Port ponders a race car, but not for racing

| 6 Jun 2012

I know for a fact that I’m not the only individual in the C&SC office that is almost always on the lookout for something new to capture their imagination – long, or short term. It may not (and often won’t) lead to anything, but it’s a bloody good way to while away the hours when it’s too wet to work on the cars that we do own.

And this brings me neatly onto my latest infatuation. I’ll tell you what I want. What I really, REALLY want… and that is an early Formula Vee car. Mock all you like, but the air-cooled enthusiast in me can’t help but be lured by these pint-sized racers that helped kick-start the careers of such luminaries as Lauda, Fitipaldi and Rosberg.

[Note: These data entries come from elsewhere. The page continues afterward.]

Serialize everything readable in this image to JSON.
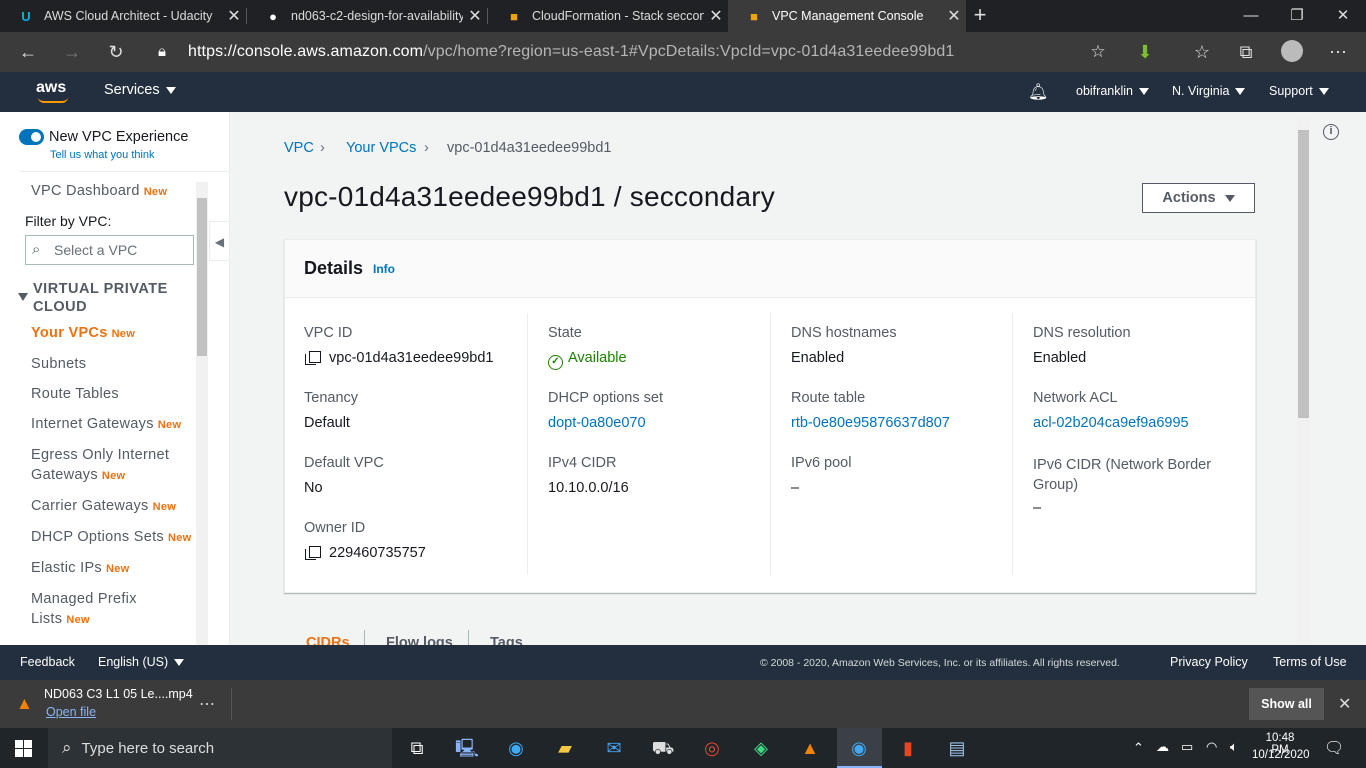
{
  "browser": {
    "tabs": [
      {
        "title": "AWS Cloud Architect - Udacity",
        "icon": "udacity-icon"
      },
      {
        "title": "nd063-c2-design-for-availability",
        "icon": "github-icon"
      },
      {
        "title": "CloudFormation - Stack seccondary",
        "icon": "aws-box-icon"
      },
      {
        "title": "VPC Management Console",
        "icon": "aws-box-icon",
        "active": true
      }
    ],
    "url_host": "https://console.aws.amazon.com",
    "url_path": "/vpc/home?region=us-east-1#VpcDetails:VpcId=vpc-01d4a31eedee99bd1"
  },
  "aws_header": {
    "logo": "aws",
    "services": "Services",
    "user": "obifranklin",
    "region": "N. Virginia",
    "support": "Support"
  },
  "sidebar": {
    "new_experience": "New VPC Experience",
    "feedback_link": "Tell us what you think",
    "dashboard": "VPC Dashboard",
    "new_badge": "New",
    "filter_label": "Filter by VPC:",
    "filter_placeholder": "Select a VPC",
    "group": "VIRTUAL PRIVATE CLOUD",
    "items": [
      {
        "label": "Your VPCs",
        "new": "New"
      },
      {
        "label": "Subnets"
      },
      {
        "label": "Route Tables"
      },
      {
        "label": "Internet Gateways",
        "new": "New"
      },
      {
        "label": "Egress Only Internet Gateways",
        "new": "New"
      },
      {
        "label": "Carrier Gateways",
        "new": "New"
      },
      {
        "label": "DHCP Options Sets",
        "new": "New"
      },
      {
        "label": "Elastic IPs",
        "new": "New"
      },
      {
        "label": "Managed Prefix Lists",
        "new": "New"
      }
    ]
  },
  "breadcrumb": [
    "VPC",
    "Your VPCs",
    "vpc-01d4a31eedee99bd1"
  ],
  "page_title": "vpc-01d4a31eedee99bd1 / seccondary",
  "actions_label": "Actions",
  "details": {
    "title": "Details",
    "info": "Info",
    "vpc_id_label": "VPC ID",
    "vpc_id": "vpc-01d4a31eedee99bd1",
    "tenancy_label": "Tenancy",
    "tenancy": "Default",
    "default_vpc_label": "Default VPC",
    "default_vpc": "No",
    "owner_label": "Owner ID",
    "owner": "229460735757",
    "state_label": "State",
    "state": "Available",
    "dhcp_label": "DHCP options set",
    "dhcp": "dopt-0a80e070",
    "ipv4_label": "IPv4 CIDR",
    "ipv4": "10.10.0.0/16",
    "dns_host_label": "DNS hostnames",
    "dns_host": "Enabled",
    "route_label": "Route table",
    "route": "rtb-0e80e95876637d807",
    "ipv6pool_label": "IPv6 pool",
    "ipv6pool": "–",
    "dns_res_label": "DNS resolution",
    "dns_res": "Enabled",
    "acl_label": "Network ACL",
    "acl": "acl-02b204ca9ef9a6995",
    "ipv6cidr_label": "IPv6 CIDR (Network Border Group)",
    "ipv6cidr": "–"
  },
  "bottom_tabs": [
    "CIDRs",
    "Flow logs",
    "Tags"
  ],
  "footer": {
    "feedback": "Feedback",
    "language": "English (US)",
    "copyright": "© 2008 - 2020, Amazon Web Services, Inc. or its affiliates. All rights reserved.",
    "privacy": "Privacy Policy",
    "terms": "Terms of Use"
  },
  "download": {
    "file": "ND063 C3 L1 05 Le....mp4",
    "open": "Open file",
    "show_all": "Show all"
  },
  "taskbar": {
    "search": "Type here to search",
    "time": "10:48 PM",
    "date": "10/12/2020"
  },
  "colors": {
    "aws_nav": "#232f3e",
    "link": "#0073bb",
    "orange": "#ec7211",
    "success": "#1d8102"
  }
}
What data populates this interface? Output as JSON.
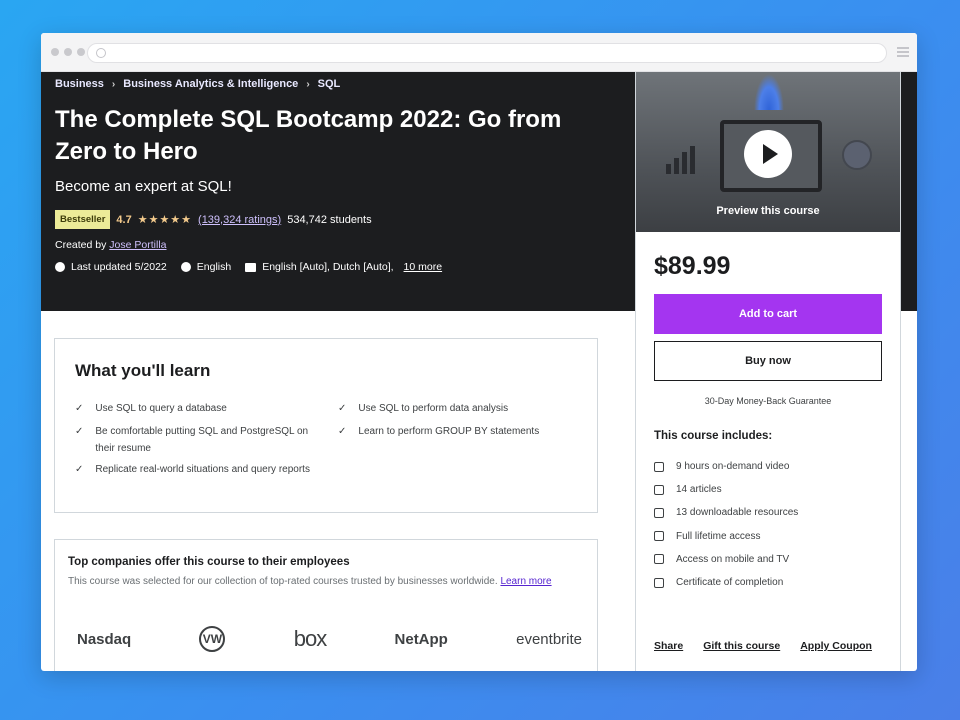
{
  "breadcrumb": [
    "Business",
    "Business Analytics & Intelligence",
    "SQL"
  ],
  "course": {
    "title": "The Complete SQL Bootcamp 2022: Go from Zero to Hero",
    "subtitle": "Become an expert at SQL!",
    "badge": "Bestseller",
    "rating": "4.7",
    "stars": "★★★★★",
    "ratings_count": "(139,324 ratings)",
    "students": "534,742 students",
    "created_by_label": "Created by",
    "author": "Jose Portilla",
    "last_updated": "Last updated 5/2022",
    "language": "English",
    "captions": "English [Auto], Dutch [Auto],",
    "captions_more": "10 more"
  },
  "sidebar": {
    "preview_label": "Preview this course",
    "price": "$89.99",
    "add_to_cart": "Add to cart",
    "buy_now": "Buy now",
    "guarantee": "30-Day Money-Back Guarantee",
    "includes_title": "This course includes:",
    "includes": [
      {
        "icon": "video-icon",
        "text": "9 hours on-demand video"
      },
      {
        "icon": "article-icon",
        "text": "14 articles"
      },
      {
        "icon": "download-icon",
        "text": "13 downloadable resources"
      },
      {
        "icon": "infinity-icon",
        "text": "Full lifetime access"
      },
      {
        "icon": "mobile-icon",
        "text": "Access on mobile and TV"
      },
      {
        "icon": "trophy-icon",
        "text": "Certificate of completion"
      }
    ],
    "share": "Share",
    "gift": "Gift this course",
    "coupon": "Apply Coupon"
  },
  "learn": {
    "title": "What you'll learn",
    "items": [
      "Use SQL to query a database",
      "Use SQL to perform data analysis",
      "Be comfortable putting SQL and PostgreSQL on their resume",
      "Learn to perform GROUP BY statements",
      "Replicate real-world situations and query reports"
    ]
  },
  "companies": {
    "title": "Top companies offer this course to their employees",
    "description": "This course was selected for our collection of top-rated courses trusted by businesses worldwide.",
    "learn_more": "Learn more",
    "logos": [
      "Nasdaq",
      "VW",
      "box",
      "NetApp",
      "eventbrite"
    ]
  },
  "colors": {
    "hero_bg": "#1c1d1f",
    "accent_purple": "#a435f0",
    "badge_bg": "#eceb98",
    "star": "#f3ca8c",
    "page_bg": "#2aa6f2"
  }
}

Based on stock Beetle parts, the single-seater was conceived in 1959 by a VW Porsche dealer in Florida who commissioned Nardi to build a prototype based on a 1958 car.

Two years later and George Smith and William Duckworth created the Formula Vee series using the Nardi car as the model for their Formcar, thus launching an ‘affordable’ way to go racing.

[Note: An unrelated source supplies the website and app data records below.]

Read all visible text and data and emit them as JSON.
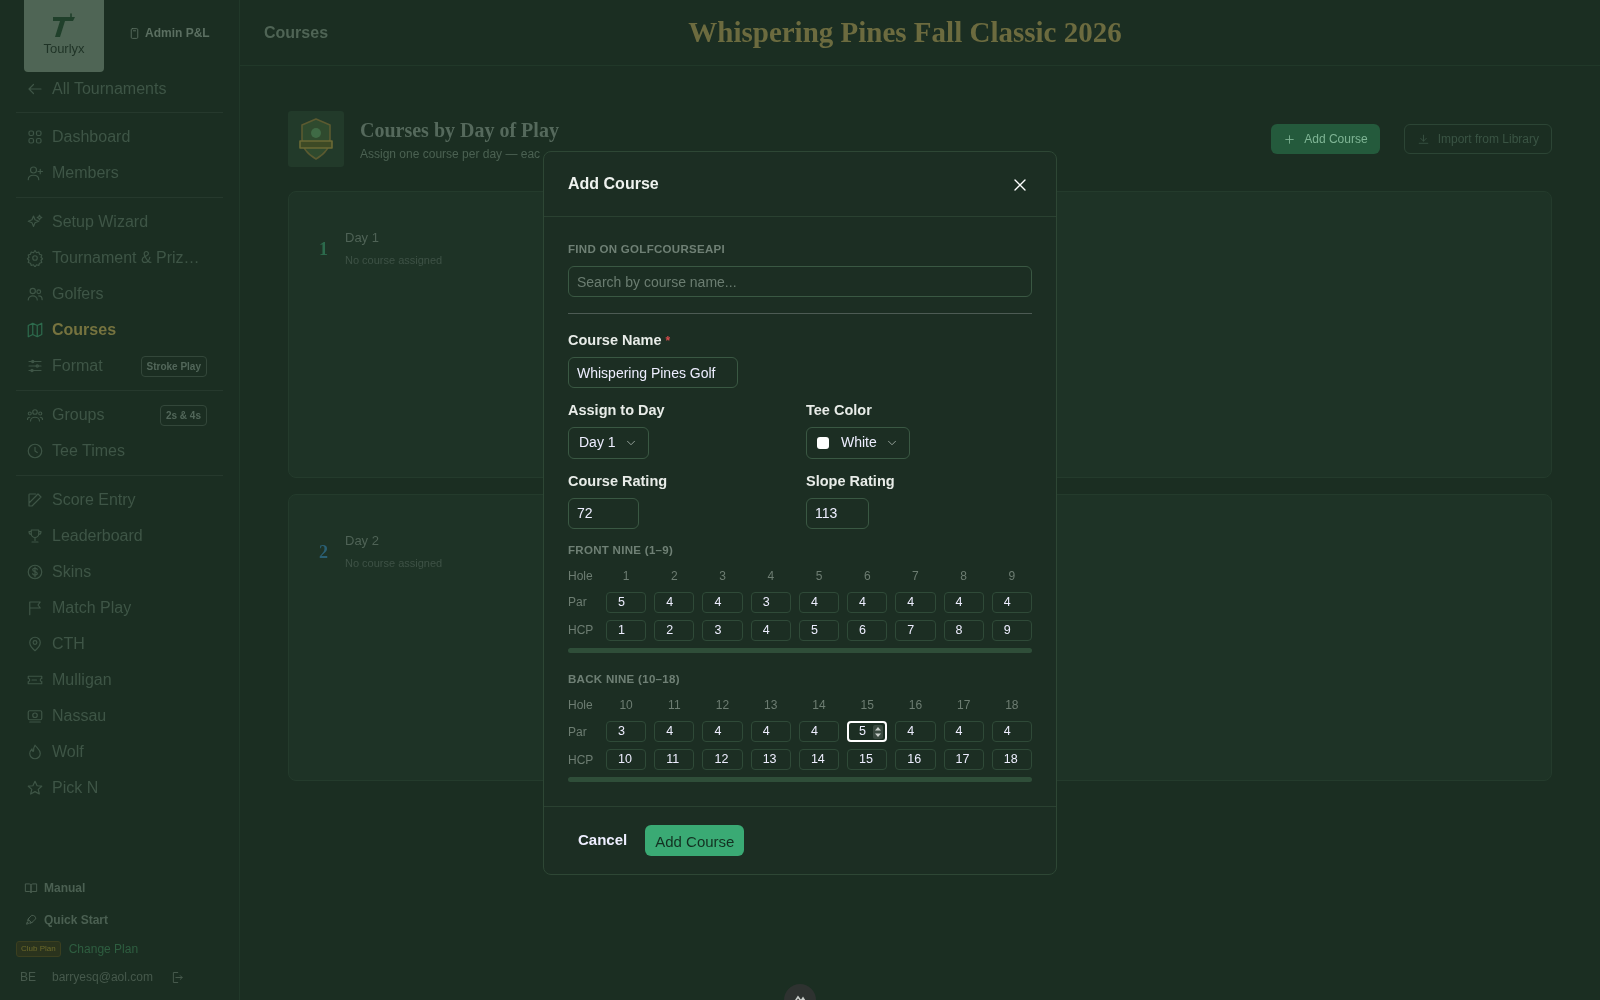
{
  "sidebar": {
    "logo": "Tourlyx",
    "account": "Admin P&L",
    "back_link": "All Tournaments",
    "sections": [
      [
        {
          "label": "Dashboard",
          "selected": false
        },
        {
          "label": "Members",
          "selected": false
        }
      ],
      [
        {
          "label": "Setup Wizard",
          "selected": false
        },
        {
          "label": "Tournament & Priz…",
          "selected": false
        },
        {
          "label": "Golfers",
          "selected": false
        },
        {
          "label": "Courses",
          "selected": true
        },
        {
          "label": "Format",
          "selected": false,
          "badge": "Stroke Play"
        }
      ],
      [
        {
          "label": "Groups",
          "selected": false,
          "badge": "2s & 4s"
        },
        {
          "label": "Tee Times",
          "selected": false
        }
      ],
      [
        {
          "label": "Score Entry",
          "selected": false
        },
        {
          "label": "Leaderboard",
          "selected": false
        },
        {
          "label": "Skins",
          "selected": false
        },
        {
          "label": "Match Play",
          "selected": false
        },
        {
          "label": "CTH",
          "selected": false
        },
        {
          "label": "Mulligan",
          "selected": false
        },
        {
          "label": "Nassau",
          "selected": false
        },
        {
          "label": "Wolf",
          "selected": false
        },
        {
          "label": "Pick N",
          "selected": false
        }
      ]
    ],
    "footer_links": [
      "Manual",
      "Quick Start"
    ],
    "plan": {
      "badge": "Club Plan",
      "link": "Change Plan"
    },
    "user": {
      "initials": "BE",
      "email": "barryesq@aol.com"
    }
  },
  "header": {
    "page": "Courses",
    "title": "Whispering Pines Fall Classic 2026"
  },
  "content": {
    "heading": "Courses by Day of Play",
    "subtitle": "Assign one course per day — eac",
    "buttons": [
      "Add Course",
      "Import from Library"
    ],
    "days": [
      {
        "number": "1",
        "color": "#2c6a4c",
        "title": "Day 1",
        "status": "No course assigned"
      },
      {
        "number": "2",
        "color": "#2a5f73",
        "title": "Day 2",
        "status": "No course assigned"
      }
    ]
  },
  "modal": {
    "title": "Add Course",
    "search": {
      "label": "FIND ON GOLFCOURSEAPI",
      "placeholder": "Search by course name..."
    },
    "course_name": {
      "label": "Course Name",
      "required_mark": "*",
      "value": "Whispering Pines Golf"
    },
    "assign_day": {
      "label": "Assign to Day",
      "value": "Day 1"
    },
    "tee_color": {
      "label": "Tee Color",
      "value": "White"
    },
    "course_rating": {
      "label": "Course Rating",
      "value": "72"
    },
    "slope_rating": {
      "label": "Slope Rating",
      "value": "113"
    },
    "nines": [
      {
        "label": "FRONT NINE (1–9)",
        "row_labels": [
          "Hole",
          "Par",
          "HCP"
        ],
        "holes": [
          {
            "hole": "1",
            "par": "5",
            "hcp": "1",
            "par_focused": false
          },
          {
            "hole": "2",
            "par": "4",
            "hcp": "2",
            "par_focused": false
          },
          {
            "hole": "3",
            "par": "4",
            "hcp": "3",
            "par_focused": false
          },
          {
            "hole": "4",
            "par": "3",
            "hcp": "4",
            "par_focused": false
          },
          {
            "hole": "5",
            "par": "4",
            "hcp": "5",
            "par_focused": false
          },
          {
            "hole": "6",
            "par": "4",
            "hcp": "6",
            "par_focused": false
          },
          {
            "hole": "7",
            "par": "4",
            "hcp": "7",
            "par_focused": false
          },
          {
            "hole": "8",
            "par": "4",
            "hcp": "8",
            "par_focused": false
          },
          {
            "hole": "9",
            "par": "4",
            "hcp": "9",
            "par_focused": false
          }
        ]
      },
      {
        "label": "BACK NINE (10–18)",
        "row_labels": [
          "Hole",
          "Par",
          "HCP"
        ],
        "holes": [
          {
            "hole": "10",
            "par": "3",
            "hcp": "10",
            "par_focused": false
          },
          {
            "hole": "11",
            "par": "4",
            "hcp": "11",
            "par_focused": false
          },
          {
            "hole": "12",
            "par": "4",
            "hcp": "12",
            "par_focused": false
          },
          {
            "hole": "13",
            "par": "4",
            "hcp": "13",
            "par_focused": false
          },
          {
            "hole": "14",
            "par": "4",
            "hcp": "14",
            "par_focused": false
          },
          {
            "hole": "15",
            "par": "5",
            "hcp": "15",
            "par_focused": true
          },
          {
            "hole": "16",
            "par": "4",
            "hcp": "16",
            "par_focused": false
          },
          {
            "hole": "17",
            "par": "4",
            "hcp": "17",
            "par_focused": false
          },
          {
            "hole": "18",
            "par": "4",
            "hcp": "18",
            "par_focused": false
          }
        ]
      }
    ],
    "cancel": "Cancel",
    "submit": "Add Course"
  }
}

So why do I want one? Not sure really.

It could be that there’s a little bit of a racer in all of us big boys and the romanticism of being able to open the garage door to discover your very own race car obviously appeals.

Curiously, though, I’m not that bothered about actually taking to the track with it and there lies the problem. If I managed to get my hands on an early car, I’d want to be able to pull it out of the garage and take it for a spin around the Berkshire lanes.

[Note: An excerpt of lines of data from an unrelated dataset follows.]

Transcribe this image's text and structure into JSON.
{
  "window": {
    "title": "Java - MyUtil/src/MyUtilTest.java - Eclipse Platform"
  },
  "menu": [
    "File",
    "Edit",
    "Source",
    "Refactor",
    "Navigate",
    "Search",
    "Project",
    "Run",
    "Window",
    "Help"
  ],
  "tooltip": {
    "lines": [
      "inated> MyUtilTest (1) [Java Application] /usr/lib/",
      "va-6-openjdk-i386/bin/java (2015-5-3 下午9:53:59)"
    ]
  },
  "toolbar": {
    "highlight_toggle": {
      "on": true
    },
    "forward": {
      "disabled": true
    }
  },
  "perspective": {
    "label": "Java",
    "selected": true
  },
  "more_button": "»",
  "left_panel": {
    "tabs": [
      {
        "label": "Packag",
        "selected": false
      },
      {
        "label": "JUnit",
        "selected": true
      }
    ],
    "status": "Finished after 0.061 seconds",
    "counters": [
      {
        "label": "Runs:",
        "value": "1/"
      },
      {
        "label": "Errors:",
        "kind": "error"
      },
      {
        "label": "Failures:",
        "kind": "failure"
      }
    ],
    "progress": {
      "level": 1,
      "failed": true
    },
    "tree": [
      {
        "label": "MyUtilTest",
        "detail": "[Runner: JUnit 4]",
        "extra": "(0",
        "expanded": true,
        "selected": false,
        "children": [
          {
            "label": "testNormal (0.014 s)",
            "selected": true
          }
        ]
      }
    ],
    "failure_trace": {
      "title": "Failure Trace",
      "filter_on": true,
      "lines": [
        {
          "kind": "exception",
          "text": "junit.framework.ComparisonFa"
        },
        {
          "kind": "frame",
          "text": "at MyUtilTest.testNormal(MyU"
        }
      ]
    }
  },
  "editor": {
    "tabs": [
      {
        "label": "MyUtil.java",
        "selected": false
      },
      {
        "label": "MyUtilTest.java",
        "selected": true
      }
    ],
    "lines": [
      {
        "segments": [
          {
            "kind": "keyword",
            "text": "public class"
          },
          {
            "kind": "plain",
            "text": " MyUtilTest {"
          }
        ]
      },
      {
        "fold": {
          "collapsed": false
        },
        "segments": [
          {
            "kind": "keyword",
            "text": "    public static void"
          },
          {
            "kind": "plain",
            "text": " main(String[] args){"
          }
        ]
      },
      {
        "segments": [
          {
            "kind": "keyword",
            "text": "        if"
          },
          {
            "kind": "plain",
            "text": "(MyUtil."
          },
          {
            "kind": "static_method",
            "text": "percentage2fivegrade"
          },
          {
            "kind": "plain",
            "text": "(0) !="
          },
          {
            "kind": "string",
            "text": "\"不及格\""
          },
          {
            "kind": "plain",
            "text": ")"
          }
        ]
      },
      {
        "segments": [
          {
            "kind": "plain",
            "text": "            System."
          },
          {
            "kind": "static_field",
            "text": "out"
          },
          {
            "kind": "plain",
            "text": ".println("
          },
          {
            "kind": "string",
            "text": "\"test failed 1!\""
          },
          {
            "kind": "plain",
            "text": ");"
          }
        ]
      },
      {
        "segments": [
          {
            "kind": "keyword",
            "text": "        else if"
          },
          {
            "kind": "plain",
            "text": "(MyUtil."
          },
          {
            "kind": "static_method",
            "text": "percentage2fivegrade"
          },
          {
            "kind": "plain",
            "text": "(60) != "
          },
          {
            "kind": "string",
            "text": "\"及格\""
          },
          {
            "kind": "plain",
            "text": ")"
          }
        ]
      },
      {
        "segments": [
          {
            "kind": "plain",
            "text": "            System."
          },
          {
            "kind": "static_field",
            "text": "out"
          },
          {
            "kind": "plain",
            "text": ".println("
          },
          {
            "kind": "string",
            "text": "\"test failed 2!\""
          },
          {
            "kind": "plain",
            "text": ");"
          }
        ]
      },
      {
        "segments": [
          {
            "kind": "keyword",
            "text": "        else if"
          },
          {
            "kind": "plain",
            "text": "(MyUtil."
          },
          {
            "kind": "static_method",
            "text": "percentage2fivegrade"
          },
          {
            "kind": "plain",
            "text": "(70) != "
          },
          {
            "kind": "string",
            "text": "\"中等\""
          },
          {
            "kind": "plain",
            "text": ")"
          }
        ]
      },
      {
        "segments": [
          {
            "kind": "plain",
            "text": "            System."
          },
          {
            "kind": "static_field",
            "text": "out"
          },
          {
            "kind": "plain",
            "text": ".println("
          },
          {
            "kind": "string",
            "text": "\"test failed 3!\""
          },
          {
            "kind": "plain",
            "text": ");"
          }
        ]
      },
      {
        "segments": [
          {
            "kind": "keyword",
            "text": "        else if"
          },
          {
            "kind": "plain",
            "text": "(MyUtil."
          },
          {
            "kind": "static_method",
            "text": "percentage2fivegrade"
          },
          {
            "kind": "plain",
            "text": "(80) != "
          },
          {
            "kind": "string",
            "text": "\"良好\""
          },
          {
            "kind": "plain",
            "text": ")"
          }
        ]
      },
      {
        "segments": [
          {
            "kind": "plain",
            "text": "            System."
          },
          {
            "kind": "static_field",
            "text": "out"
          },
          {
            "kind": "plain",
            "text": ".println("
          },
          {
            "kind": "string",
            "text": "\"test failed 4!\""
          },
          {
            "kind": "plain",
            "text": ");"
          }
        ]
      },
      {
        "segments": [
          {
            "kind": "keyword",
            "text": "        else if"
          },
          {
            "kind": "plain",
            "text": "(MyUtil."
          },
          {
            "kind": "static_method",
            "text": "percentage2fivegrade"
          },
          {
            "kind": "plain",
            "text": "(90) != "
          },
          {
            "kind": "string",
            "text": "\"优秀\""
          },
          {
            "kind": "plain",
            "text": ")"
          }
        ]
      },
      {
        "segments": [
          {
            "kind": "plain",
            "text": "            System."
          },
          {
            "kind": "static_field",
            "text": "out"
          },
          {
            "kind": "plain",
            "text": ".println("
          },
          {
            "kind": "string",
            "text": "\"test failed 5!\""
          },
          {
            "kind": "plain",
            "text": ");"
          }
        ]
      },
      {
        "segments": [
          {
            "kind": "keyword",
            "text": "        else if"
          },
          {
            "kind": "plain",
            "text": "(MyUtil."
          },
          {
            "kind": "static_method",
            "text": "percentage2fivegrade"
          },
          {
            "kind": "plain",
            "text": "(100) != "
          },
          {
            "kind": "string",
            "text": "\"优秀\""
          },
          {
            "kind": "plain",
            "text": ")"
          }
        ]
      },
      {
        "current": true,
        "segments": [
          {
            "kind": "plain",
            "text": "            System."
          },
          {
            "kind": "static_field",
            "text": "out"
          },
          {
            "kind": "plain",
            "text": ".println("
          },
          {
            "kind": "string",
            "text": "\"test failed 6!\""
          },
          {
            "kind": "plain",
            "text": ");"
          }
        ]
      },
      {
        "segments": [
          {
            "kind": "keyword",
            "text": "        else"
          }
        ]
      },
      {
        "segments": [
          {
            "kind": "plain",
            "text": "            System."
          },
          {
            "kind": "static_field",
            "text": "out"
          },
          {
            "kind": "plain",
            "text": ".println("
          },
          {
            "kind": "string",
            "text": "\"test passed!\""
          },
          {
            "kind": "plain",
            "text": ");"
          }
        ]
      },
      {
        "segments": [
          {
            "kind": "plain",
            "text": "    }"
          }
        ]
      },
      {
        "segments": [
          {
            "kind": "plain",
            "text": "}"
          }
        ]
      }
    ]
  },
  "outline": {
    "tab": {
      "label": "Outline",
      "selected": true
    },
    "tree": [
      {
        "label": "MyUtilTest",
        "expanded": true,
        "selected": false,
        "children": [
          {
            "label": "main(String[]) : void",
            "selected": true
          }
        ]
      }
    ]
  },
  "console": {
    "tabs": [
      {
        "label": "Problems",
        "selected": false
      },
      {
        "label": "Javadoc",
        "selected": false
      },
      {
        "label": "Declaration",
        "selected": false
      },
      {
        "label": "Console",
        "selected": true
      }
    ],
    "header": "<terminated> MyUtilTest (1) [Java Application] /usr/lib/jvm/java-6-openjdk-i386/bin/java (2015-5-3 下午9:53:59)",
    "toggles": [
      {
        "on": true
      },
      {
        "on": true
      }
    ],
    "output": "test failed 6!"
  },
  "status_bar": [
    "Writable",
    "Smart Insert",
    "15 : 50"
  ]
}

Therefore, it would have to be road-legal and unless I was lucky enough to hit upon the Holy Grail (ie one that had been road registered in period) I would be fitting it with cycle wings, indicators, filing off the sharp edges etc and the end result would be a diluted dream.

If that had to happen then I may as well buy a Caterham and be done with it. Oh well. Looks like that infatuation was one of the short-lived ones. Sigh.